Donald Trump responded to the speech on Twitter by saying Ri Yong-ho and Kim Jong-un “won’t be around much longer” if they continue their rhetoric.

Shortly before his address, the Pentagon announced that the show of force underscored “the seriousness” with which the US took North Korea’s “reckless” behavior, calling the country’s weapons program a “grave threat”.

“This mission is a demonstration of US resolve and a clear message that the president has many military options to defeat any threat,” the Pentagon said in a statement.

“We are prepared to use the full range of military capabilities to defend the US homeland and our allies.”

US Air Force B-1B Lancer bombers from Guam, escorted by Air Force F-15C Eagle fighters from Okinawa, Japan, flew in international airspace, the Pentagon added.

The flight follows a week of heated rhetoric between the leaders of both countries – after President Trump’s comments, Kim Jong-un called him “mentally deranged” and “a dotard”.

Ri Yong-ho did not comment on the Pentagon’s announcement.

North Korea has refused to stop its missile and nuclear tests, despite successive rounds of UN sanctions. The North Korean leaders say nuclear capabilities are its only deterrent against an outside world seeking to destroy it.

After North Korea’s latest and most powerful nuclear test earlier this month, the UN Security Council approved new sanctions on the country.

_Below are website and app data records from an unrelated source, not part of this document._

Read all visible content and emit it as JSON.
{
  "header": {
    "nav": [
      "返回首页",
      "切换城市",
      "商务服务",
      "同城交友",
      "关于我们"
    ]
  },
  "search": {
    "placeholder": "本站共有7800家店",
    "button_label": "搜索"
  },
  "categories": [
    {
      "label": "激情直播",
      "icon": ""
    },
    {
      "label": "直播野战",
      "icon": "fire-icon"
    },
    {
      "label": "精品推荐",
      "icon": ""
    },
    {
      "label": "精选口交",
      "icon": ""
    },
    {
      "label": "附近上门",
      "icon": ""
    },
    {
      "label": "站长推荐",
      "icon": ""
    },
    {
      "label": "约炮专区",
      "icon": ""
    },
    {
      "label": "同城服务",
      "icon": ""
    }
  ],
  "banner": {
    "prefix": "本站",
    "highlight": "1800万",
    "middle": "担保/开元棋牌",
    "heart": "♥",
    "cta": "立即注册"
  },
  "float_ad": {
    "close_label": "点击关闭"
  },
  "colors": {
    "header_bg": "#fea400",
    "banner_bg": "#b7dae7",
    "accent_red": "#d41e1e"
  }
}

However, speaking at the UN, Ri Yong-ho repeated that the restrictions would not make the country stop its nuclear development.

Meanwhile, a 3.4-magnitude tremor was detected near North Korea’s nuclear test site on September 23, but experts believe it was a natural earthquake.

The earthquake was recorded at a depth of 0km in North Hamgyong province, home to the Punggye-ri site, South Korea’s meteorological agency said.

The US Geological Survey (USGS) also said it occurred in the nuclear test area, but added that its seismologists assessed it as having a depth of 5km.

South Korea said no specific sound waves generated by artificial earthquakes were detected.

China’s Earthquake Administration said the quake was not a nuclear explosion and had the characteristics of a natural tremor. The agency had initially said it was a “suspected explosion”.